Simon Werrett: "Joseph Banks and the Social Technologies of Imperial Knowledge"
- Date: –15:00
- Location: Engelska parken - The Rausing Room
- Organiser: Department of History of Science and Ideas
- Contact person: H. Otto Sibum
Office for History of Science Seminar
Simon Werrett, UCL London: "Joseph Banks and the Social Technologies of Imperial Knowledge"
The naturalist Joseph Banks has been identified as one of the most prominent “centers of calculation” in the age of Georgian science. From his home in Soho Square, London, Banks presided over a “Banksian empire” of institutions, scholars, and explorers who traversed the globe in search of new scientific knowledge and specimens. This picture of Banks has been challenged recently by a number of scholars involved with an AHRC-funded project to reassess Bank’s career.

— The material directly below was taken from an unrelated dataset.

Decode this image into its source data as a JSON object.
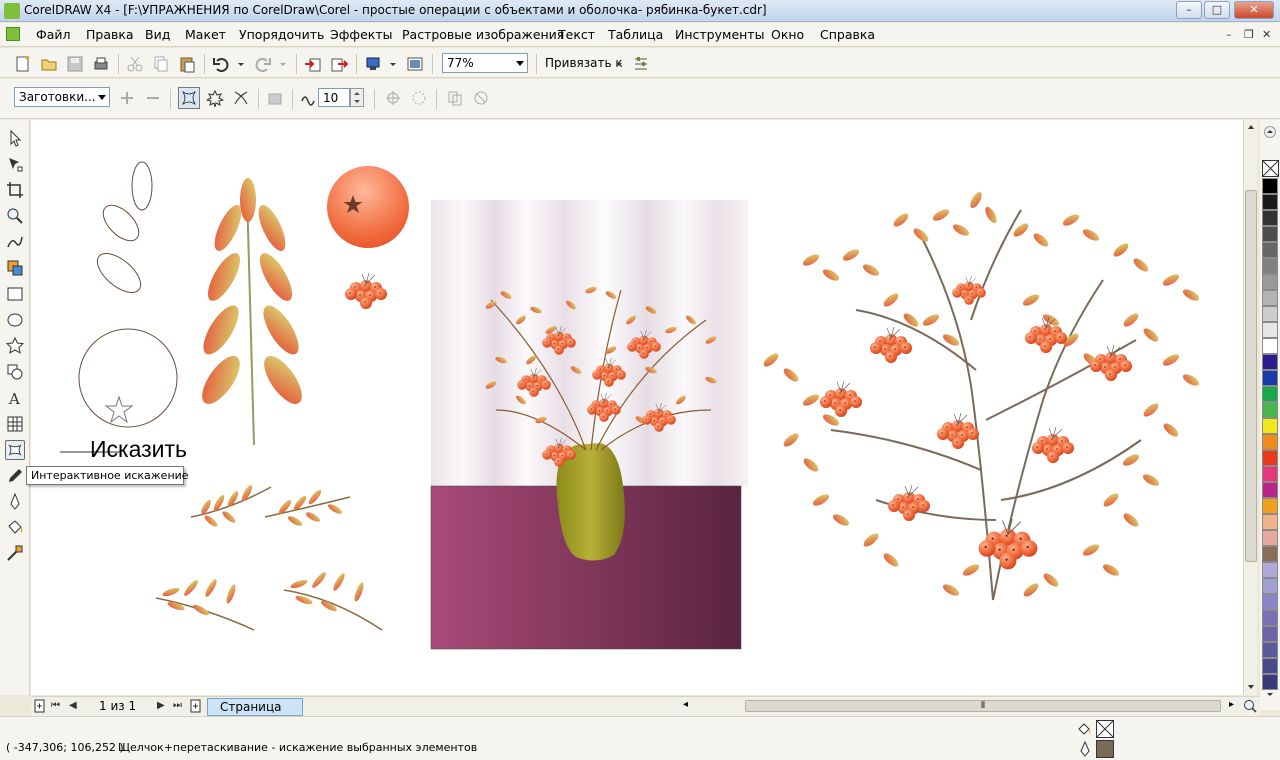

In this paper, I shall survey some of these new perspectives on Banks and suggest that while Banks undoubtedly presided over numerous influential institutions, he was less a global agent with an imperial agenda for science than a expert facilitator or connector, whose access to a multitude of communities interested in his patronage, collections, and knowledge enabled him to recommend collaborators and supporters for a great diversity of projects. Banks depended, furthermore, on a host of material technologies, paper tools, and an assortment of male and female experts and networks to enable these projects. Georgian science, then, appears less as an emerging imperial bureacracy of science than a loosely-configured but evidently effective social technology for making global knowledge.